Valuable Personal, Political and Health Reform Lessons, Courtesy of the Federal Government Shutdown
Posted Oct 02 2013 9:12pm
Coming to consensus the old fashioned way
The Disease Management Care Blog views the federal government shutdown with the same morbid fascination of watching personal injury lawyers justify their double digit malpractice suit contingency fees: it's so awful, it's hard to look away.
The good news is that that doesn't mean that the shutdown doesn't hold some important personal and political lessons. They can make DMCB readers better citizens and our political class a credit to our Republic.
When the DMCB spouse expresses consternation over the boneheaded actions of her husband, the DMCB can now respond by 1. changing the subject, 2. retreating to the DMCB World Headquarters and blogging about the spouse's unreasonableness, 3. referring to the alleged lapse as a "glitch."
Things don't go well in the opening day of a widely anticipated unveiling of the largest health care achievement in the history of the United States.

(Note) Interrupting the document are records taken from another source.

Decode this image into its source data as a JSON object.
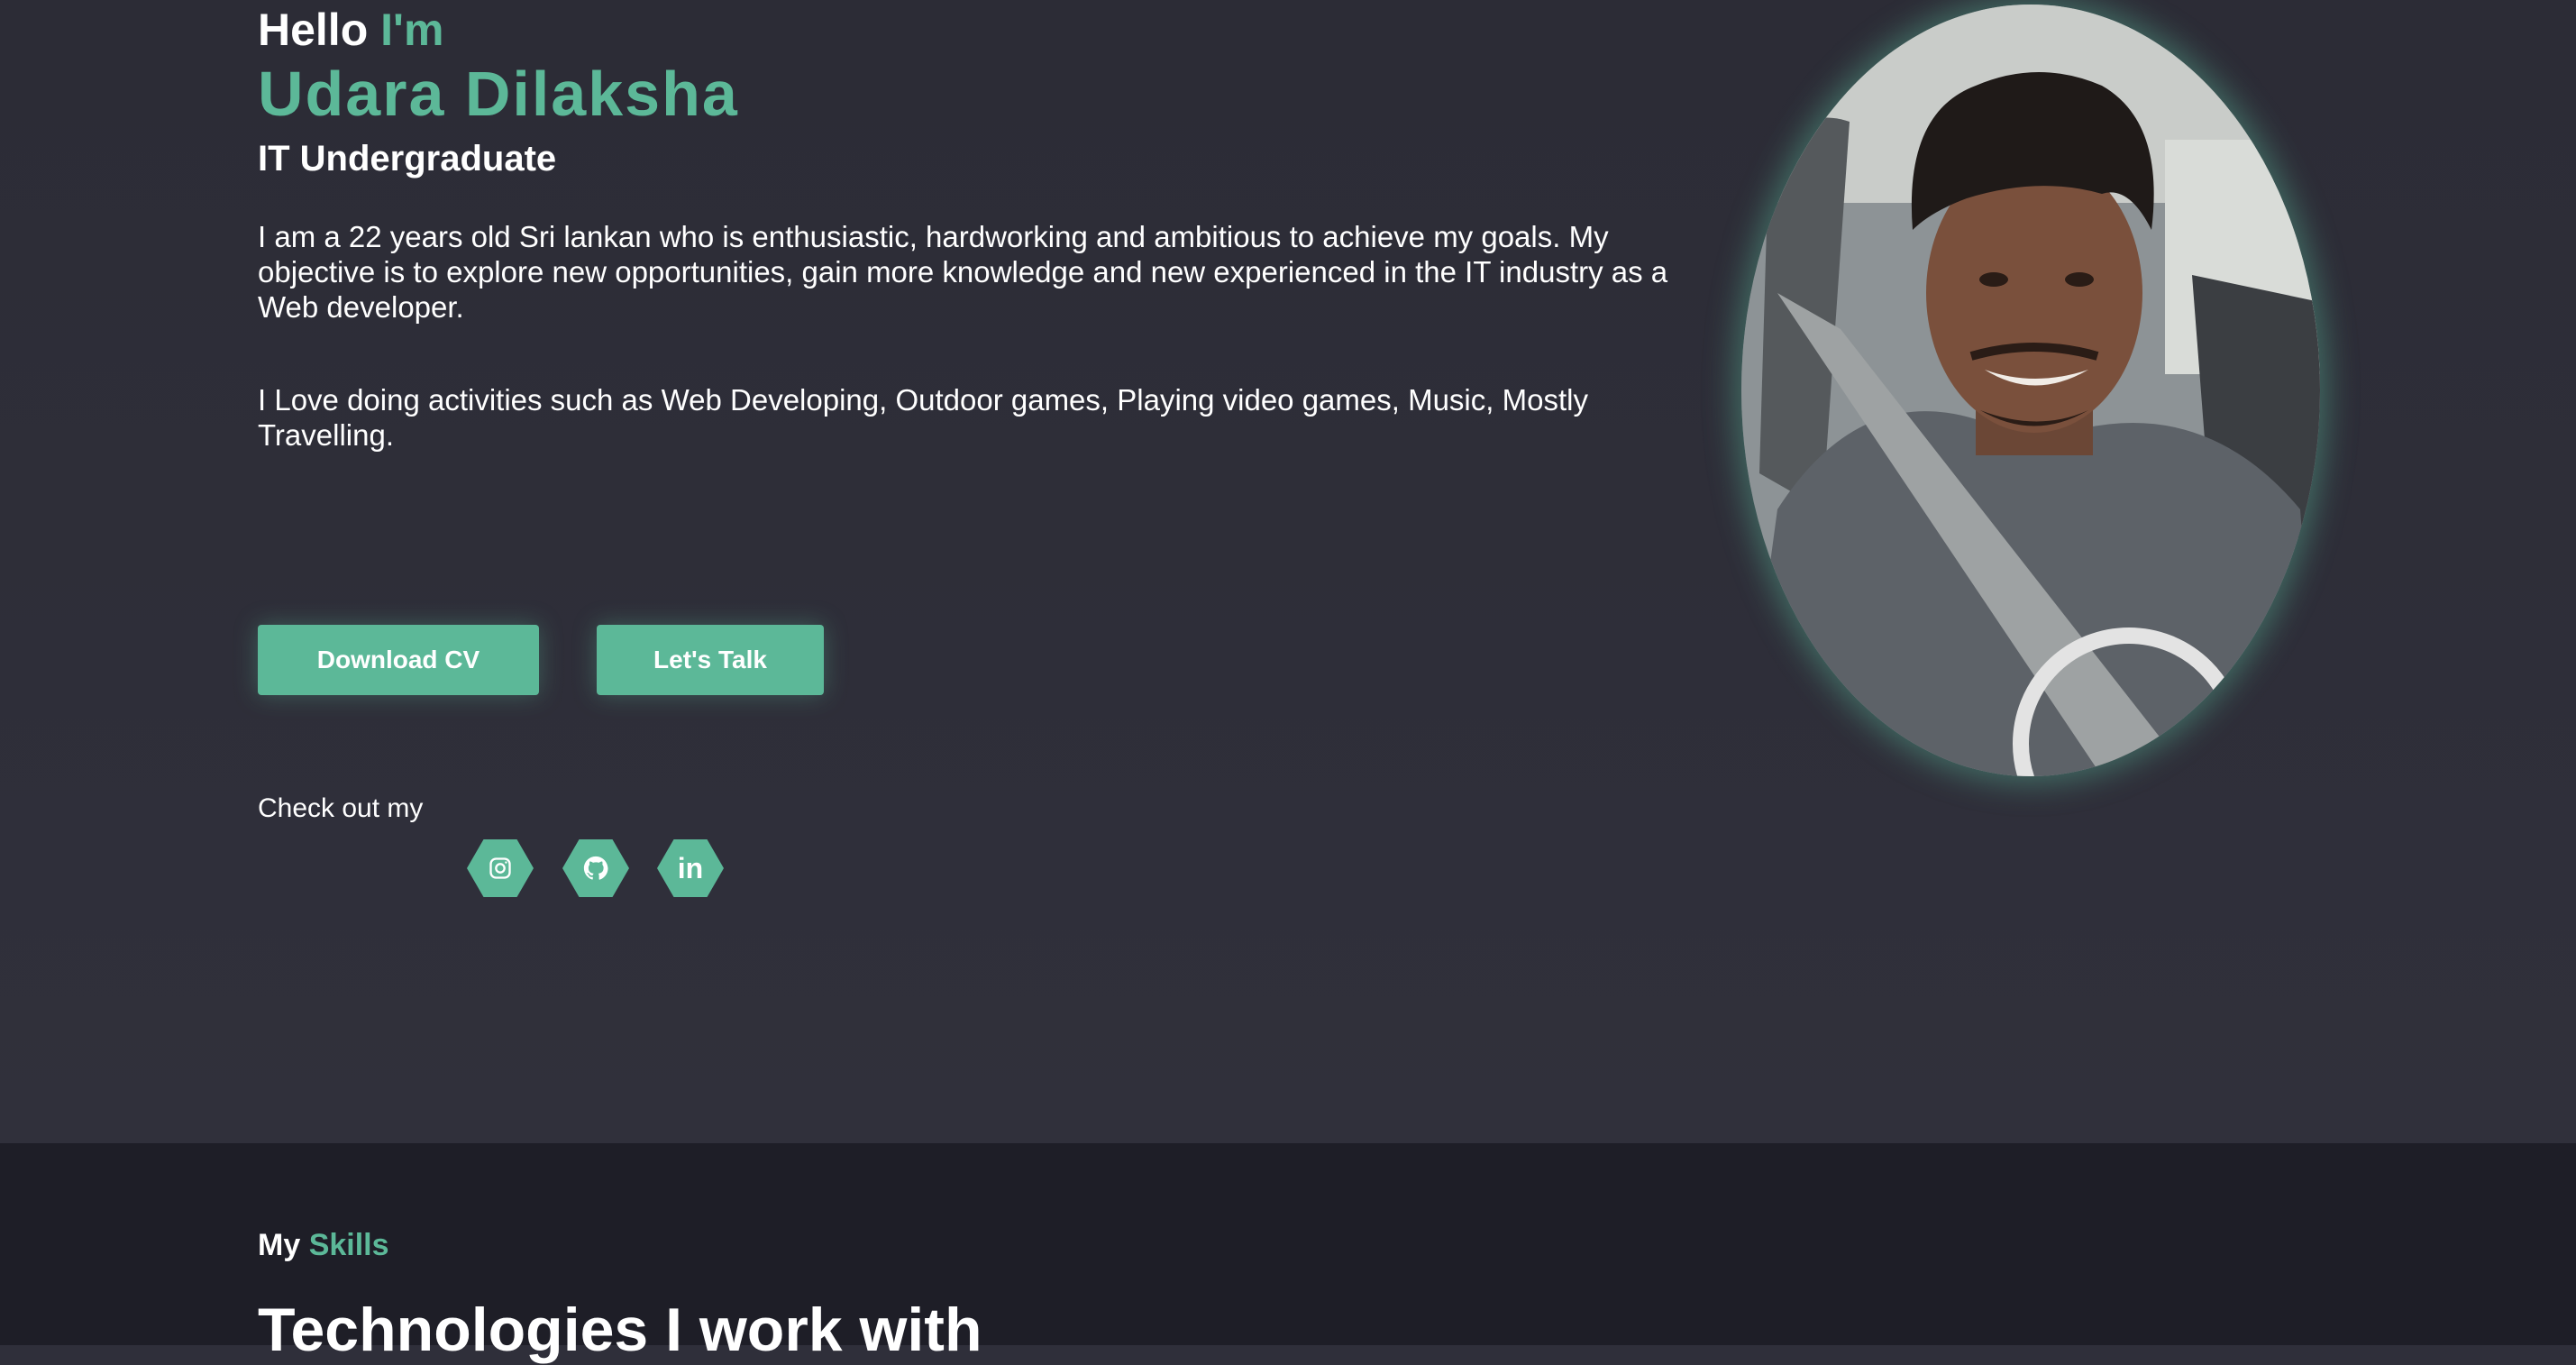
{
  "hero": {
    "hello": "Hello",
    "im": "I'm",
    "name": "Udara Dilaksha",
    "role": "IT Undergraduate",
    "para1": "I am a 22 years old Sri lankan who is enthusiastic, hardworking and ambitious to achieve my goals. My objective is to explore new opportunities, gain more knowledge and new experienced in the IT industry as a Web developer.",
    "para2": "I Love doing activities such as Web Developing, Outdoor games, Playing video games, Music, Mostly Travelling.",
    "buttons": {
      "download_cv": "Download CV",
      "lets_talk": "Let's Talk"
    },
    "check_out": "Check out my",
    "socials": [
      {
        "icon": "instagram-icon"
      },
      {
        "icon": "github-icon"
      },
      {
        "icon": "linkedin-icon",
        "text": "in"
      }
    ]
  },
  "skills": {
    "my": "My",
    "skills": "Skills",
    "heading": "Technologies I work with"
  },
  "colors": {
    "accent": "#5cb898",
    "hero_bg": "#2f2f3a",
    "skills_bg": "#1e1e27"
  }
}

If you were in charge, you would respond to the health insurance exchange breakdown by 1. recognizing the problem and promising to fix it, 2. reminding the public about the painful gap between lofty campaign promises and disappointing bureaucratic reality, 3. shrewdly drawing flattering comparisons to Apple, the most widely admired brand in the world.
As the leader of a political coalition, you are stymied by the division of powers in the world's longest lasting democracy. In response you 1. seek consensus 2. deploy ad hominem attacks in press conferences 3. offer to compromise by allowing the opposition to do things your way.
Wanting to be an informed member of the electorate, you regularly watch either CNN, FOX News, MSNBC, PBS, CBS, NBC or ABC because 1. These broadcasts' news editors subtly frame their closed information loops to meet your own political biases, 2. You haven't discovered BBC or Al Jazeera 3. There aren't any movies on TV featuring svelte vixen vampire babes having their way with their mesmerized male victims.
By pointing out that Obamacare is "the law of the land," you are really saying 1. Our representative democracy passed legislation that was signed by the President and upheld by the Supreme Court, so get over it, 2. Now wait a minute, our representative democracy can modify or even roll back health care laws . 3. Enough with the debate, time to move on and figure out how to make preschool education, low interest mortgages and low-fat frozen yogurt protected federal entitlements.
Being a Game of Thrones fan, you wonder if the following might not be useful in settling the budget impasse 1. Asking what the honorable Ned Stark would do, until you recall that he was beheaded. 2. Invite the opposition to a Red Wedding 3. Call up your elected representative and say " Hodor! " 4. Call up your elected representative and hear him or her say "Hodor!"